Entries supplied ->
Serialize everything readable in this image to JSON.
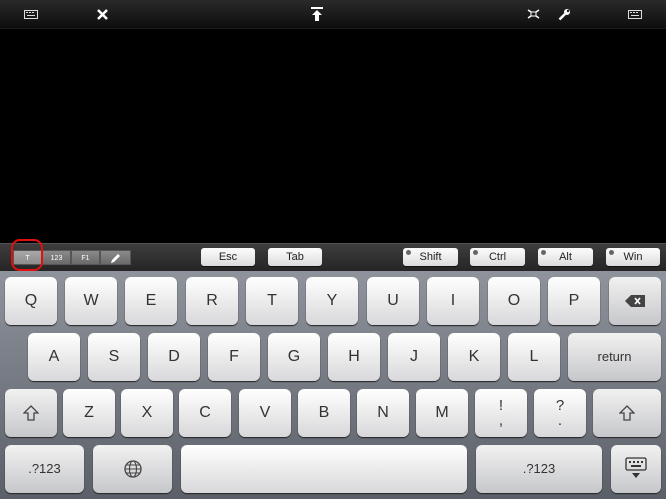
{
  "toolbar": {
    "icons": [
      "keyboard-icon",
      "close-icon",
      "upload-icon",
      "fullscreen-icon",
      "wrench-icon",
      "keyboard-icon"
    ]
  },
  "funcbar": {
    "segments": [
      "T",
      "123",
      "F1"
    ],
    "esc": "Esc",
    "tab": "Tab",
    "shift": "Shift",
    "ctrl": "Ctrl",
    "alt": "Alt",
    "win": "Win"
  },
  "keyboard": {
    "row1": [
      "Q",
      "W",
      "E",
      "R",
      "T",
      "Y",
      "U",
      "I",
      "O",
      "P"
    ],
    "row2": [
      "A",
      "S",
      "D",
      "F",
      "G",
      "H",
      "J",
      "K",
      "L"
    ],
    "return": "return",
    "row3": [
      "Z",
      "X",
      "C",
      "V",
      "B",
      "N",
      "M"
    ],
    "punct1": {
      "top": "!",
      "bottom": ","
    },
    "punct2": {
      "top": "?",
      "bottom": "."
    },
    "numbers_left": ".?123",
    "numbers_right": ".?123"
  },
  "colors": {
    "highlight": "#e01010"
  }
}
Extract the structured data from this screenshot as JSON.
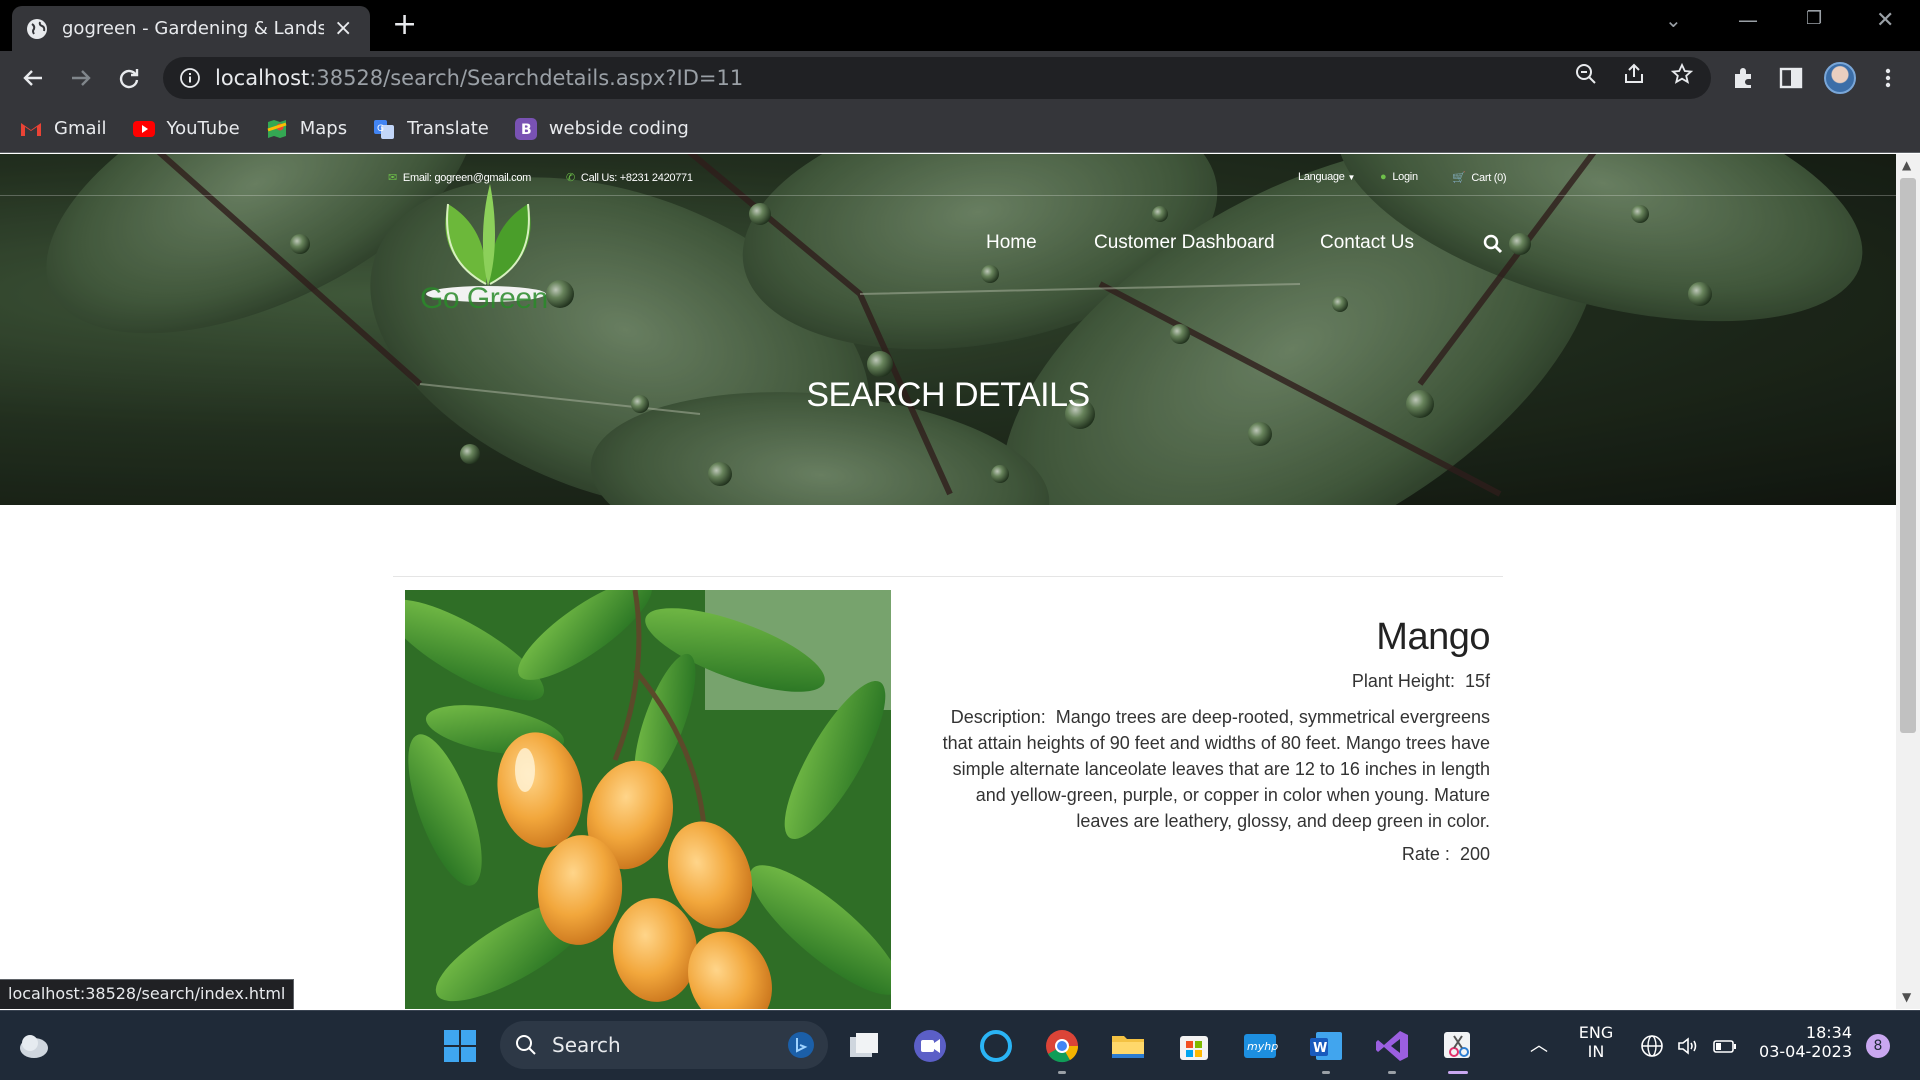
{
  "browser": {
    "tab_title": "gogreen - Gardening & Landscap",
    "url_host": "localhost",
    "url_path": ":38528/search/Searchdetails.aspx?ID=11",
    "bookmarks": [
      "Gmail",
      "YouTube",
      "Maps",
      "Translate",
      "webside coding"
    ],
    "status_url": "localhost:38528/search/index.html"
  },
  "site": {
    "topbar": {
      "email": "Email: gogreen@gmail.com",
      "phone": "Call Us: +8231 2420771",
      "language": "Language",
      "login": "Login",
      "cart": "Cart (0)"
    },
    "logo_text": "Go Green",
    "nav": [
      "Home",
      "Customer Dashboard",
      "Contact Us"
    ],
    "hero_title": "SEARCH DETAILS"
  },
  "product": {
    "name": "Mango",
    "height_label": "Plant Height:",
    "height_value": "15f",
    "description_label": "Description:",
    "description": "Mango trees are deep-rooted, symmetrical evergreens that attain heights of 90 feet and widths of 80 feet. Mango trees have simple alternate lanceolate leaves that are 12 to 16 inches in length and yellow-green, purple, or copper in color when young. Mature leaves are leathery, glossy, and deep green in color.",
    "rate_label": "Rate :",
    "rate_value": "200"
  },
  "taskbar": {
    "search_label": "Search",
    "lang_top": "ENG",
    "lang_bottom": "IN",
    "time": "18:34",
    "date": "03-04-2023",
    "notification_count": "8"
  },
  "colors": {
    "accent_green": "#6ec04a",
    "chrome_dark": "#35363a",
    "taskbar": "#1f2a38"
  }
}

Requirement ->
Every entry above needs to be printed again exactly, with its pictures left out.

Your response ->
Serialize everything readable in this image to JSON.
{
  "toolbar": {
    "icons": [
      "keyboard-icon",
      "close-icon",
      "upload-icon",
      "fullscreen-icon",
      "wrench-icon",
      "keyboard-icon"
    ]
  },
  "funcbar": {
    "segments": [
      "T",
      "123",
      "F1"
    ],
    "esc": "Esc",
    "tab": "Tab",
    "shift": "Shift",
    "ctrl": "Ctrl",
    "alt": "Alt",
    "win": "Win"
  },
  "keyboard": {
    "row1": [
      "Q",
      "W",
      "E",
      "R",
      "T",
      "Y",
      "U",
      "I",
      "O",
      "P"
    ],
    "row2": [
      "A",
      "S",
      "D",
      "F",
      "G",
      "H",
      "J",
      "K",
      "L"
    ],
    "return": "return",
    "row3": [
      "Z",
      "X",
      "C",
      "V",
      "B",
      "N",
      "M"
    ],
    "punct1": {
      "top": "!",
      "bottom": ","
    },
    "punct2": {
      "top": "?",
      "bottom": "."
    },
    "numbers_left": ".?123",
    "numbers_right": ".?123"
  },
  "colors": {
    "highlight": "#e01010"
  }
}
Extract the structured data from this screenshot as JSON.
{
  "browser": {
    "tab_title": "gogreen - Gardening & Landscap",
    "url_host": "localhost",
    "url_path": ":38528/search/Searchdetails.aspx?ID=11",
    "bookmarks": [
      "Gmail",
      "YouTube",
      "Maps",
      "Translate",
      "webside coding"
    ],
    "status_url": "localhost:38528/search/index.html"
  },
  "site": {
    "topbar": {
      "email": "Email: gogreen@gmail.com",
      "phone": "Call Us: +8231 2420771",
      "language": "Language",
      "login": "Login",
      "cart": "Cart (0)"
    },
    "logo_text": "Go Green",
    "nav": [
      "Home",
      "Customer Dashboard",
      "Contact Us"
    ],
    "hero_title": "SEARCH DETAILS"
  },
  "product": {
    "name": "Mango",
    "height_label": "Plant Height:",
    "height_value": "15f",
    "description_label": "Description:",
    "description": "Mango trees are deep-rooted, symmetrical evergreens that attain heights of 90 feet and widths of 80 feet. Mango trees have simple alternate lanceolate leaves that are 12 to 16 inches in length and yellow-green, purple, or copper in color when young. Mature leaves are leathery, glossy, and deep green in color.",
    "rate_label": "Rate :",
    "rate_value": "200"
  },
  "taskbar": {
    "search_label": "Search",
    "lang_top": "ENG",
    "lang_bottom": "IN",
    "time": "18:34",
    "date": "03-04-2023",
    "notification_count": "8"
  },
  "colors": {
    "accent_green": "#6ec04a",
    "chrome_dark": "#35363a",
    "taskbar": "#1f2a38"
  }
}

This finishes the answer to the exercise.